OLD SCHOOL OF THE DAY
Tassajara One Room School
1650 Finley Road
Pleasanton, CA 94588
Built in 1889, the one-room Tassajara Schoolhouse is located at 1650 Finley Road, east of Danville in Contra Costa County’s Tassajara Valley. Students from Tassajara Valley ranches attended this school from 1889 to 1946. The schoolhouse was the second Tassajara grammar school, built when the student population outgrew a smaller structure. On January 12, 1889, ten out of ten Tassajara School District voters approved the sale of bonds amounting to $1700 to purchase a lot, build, and furnish a school. Peter Anderson was paid $200 for an acre of his ranch land on Finley Road. The Livermore Echo Newspaper (March 14, 1889) reported that the contract for the new school was let to J. L. Weilbye of Sunol. In 1889, Richard D. Williams was the teacher, and 41 students attended that August. They learned mental arithmetic, reading, geography, spelling and writing. A public high school in downtown Danville opened in 1910 and some of the students traveled into town for higher education, joining grammar school graduates from Sycamore Valley, San Ramon, and Danville schools. In 1946 Tassajara School enrollment shrank to 11 after two large families moved away. Several parents thought that students could get a better education by going to a more modern school. That year the school closed, and students and teacher Gertrude Arendt went to Danville for elementary school. The abandoned school fell on hard times. The bell disappeared, windows were broken and Washington’s picture was stolen.

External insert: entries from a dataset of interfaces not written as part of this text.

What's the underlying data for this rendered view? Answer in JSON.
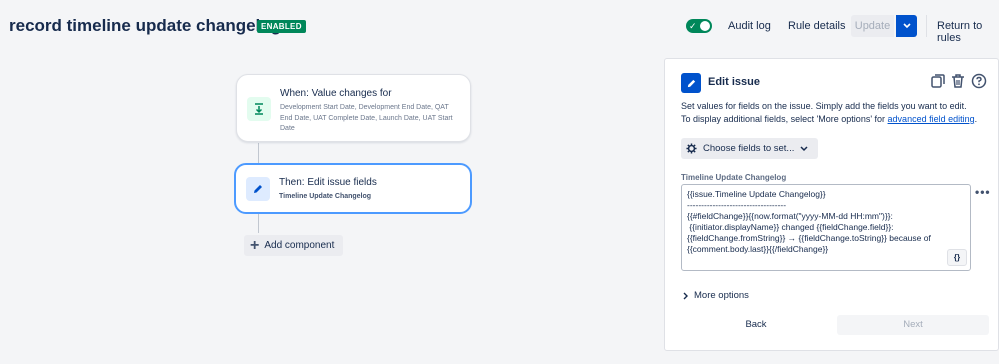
{
  "header": {
    "title": "record timeline update changelog",
    "status_badge": "ENABLED",
    "audit_log": "Audit log",
    "rule_details": "Rule details",
    "update": "Update",
    "return_to_rules": "Return to rules"
  },
  "canvas": {
    "trigger": {
      "title": "When: Value changes for",
      "fields": "Development Start Date, Development End Date, QAT End Date, UAT Complete Date, Launch Date, UAT Start Date"
    },
    "action": {
      "title": "Then: Edit issue fields",
      "field": "Timeline Update Changelog"
    },
    "add_component": "Add component"
  },
  "panel": {
    "title": "Edit issue",
    "description_line1": "Set values for fields on the issue. Simply add the fields you want to edit.",
    "description_line2_prefix": "To display additional fields, select 'More options' for ",
    "description_link": "advanced field editing",
    "description_suffix": ".",
    "choose_fields": "Choose fields to set...",
    "field_label": "Timeline Update Changelog",
    "field_value": "{{issue.Timeline Update Changelog}}\n-----------------------------------\n{{#fieldChange}}{{now.format(\"yyyy-MM-dd HH:mm\")}}:\n {{initiator.displayName}} changed {{fieldChange.field}}:\n{{fieldChange.fromString}} → {{fieldChange.toString}} because of\n{{comment.body.last}}{{/fieldChange}}",
    "smart_values_button": "{}",
    "more_options": "More options",
    "back": "Back",
    "next": "Next"
  },
  "colors": {
    "enabled_green": "#00875a",
    "primary_blue": "#0052cc",
    "selected_border": "#4c9aff"
  }
}
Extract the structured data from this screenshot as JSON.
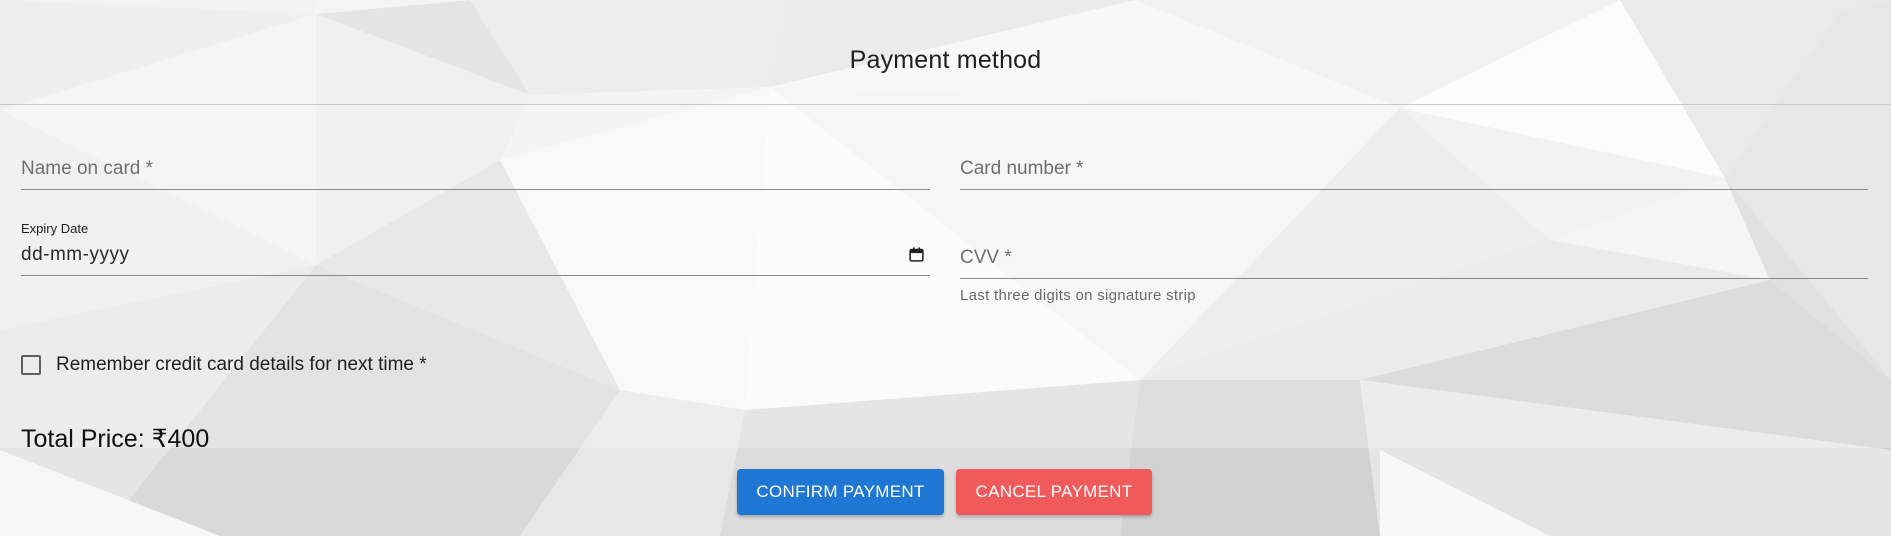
{
  "header": {
    "title": "Payment method"
  },
  "form": {
    "name_on_card": {
      "placeholder": "Name on card *",
      "value": ""
    },
    "card_number": {
      "placeholder": "Card number *",
      "value": ""
    },
    "expiry_date": {
      "label": "Expiry Date",
      "value": "dd-mm-yyyy",
      "icon": "calendar-icon"
    },
    "cvv": {
      "placeholder": "CVV *",
      "helper": "Last three digits on signature strip",
      "value": ""
    },
    "remember": {
      "label": "Remember credit card details for next time *",
      "checked": false
    }
  },
  "summary": {
    "total_label": "Total Price: ₹400"
  },
  "actions": {
    "confirm_label": "CONFIRM PAYMENT",
    "cancel_label": "CANCEL PAYMENT"
  },
  "colors": {
    "confirm": "#1e77d2",
    "cancel": "#f15a5a",
    "background": "#f4f4f4"
  }
}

It was later deeded to the Tassajara Fire District (TFD) for restoration and general upkeep. The schoolhouse is where all TFD board meetings and events were held. The schoolhouse became a very important part of the TFD because it was a place where fire department personnel and the community came together. So the people in the Tassajara community organized to restore and care for the schoolhouse, replacing the foundation and roof and putting in new wiring and floors. They created the Tassajara-Highland Improvement Association in 1970, and In 1990, when the TFD consolidated with the San Ramon Valley Fire Protection District, the schoolhouse became the responsibility of the SRVFPD and the citizens it serves. An annual picnic at the school included a barbecue, raffles, auctions, games, and recruitment for volunteers. Funds were raised for the restoration. Today the schoolhouse is in excellent shape because of the efforts of the Tassajara and San Ramon Valley Fire Districts and the supportive Tassajara Valley community. The San Ramon Valley Fire Protection District installed a flagpole on the original site. A historic plaque was placed by the San Ramon Valley Historical Society in 1999.
For over 100 years the schoolhouse has been an important feature of the Tassajara Valley. It was a school, first and foremost. But it has also been used for graduations, dances, 4-H and fire board meetings, church services, picnics, and a polling place. The restored Tassajara School stands as a tribute to the caring community which worked to save it. The San Ramon Valley Fire Protection District and Contra Costa County transferred the stewardship of the ‘One Room Schoolhouse’ to the Museum of the San Ramon Valley in October 2012. This regional treasure is now owned by the Valley’s organization dedicated to preserving local history. Today, the Museum of the San Ramon Valley uses this “living museum” to present the third grade one-room school program to 2,500 students each spring. The One-room Schoolhouse Program aims to help students compare and contrast today’s classroom with that of a one-room school including an understanding and appreciation of our rural school heritage. The location has picnic tables surrounded by large walnut trees in an idyllic setting ensuring a memorable picnic, tour or visit. A belfry with bell, old outhouses, a restored stable and a new redwood water tower complete the picture. Tassajara One Room School was added to the National Register of Historic Places and is eligible for the National Register under Criterion A for its role in education and social history in rural Contra Costa County’s Tassajara Valley, at the local level of significance. Period of significance is from 1889, the date of construction, until 1946 when the building ceased operation as a school.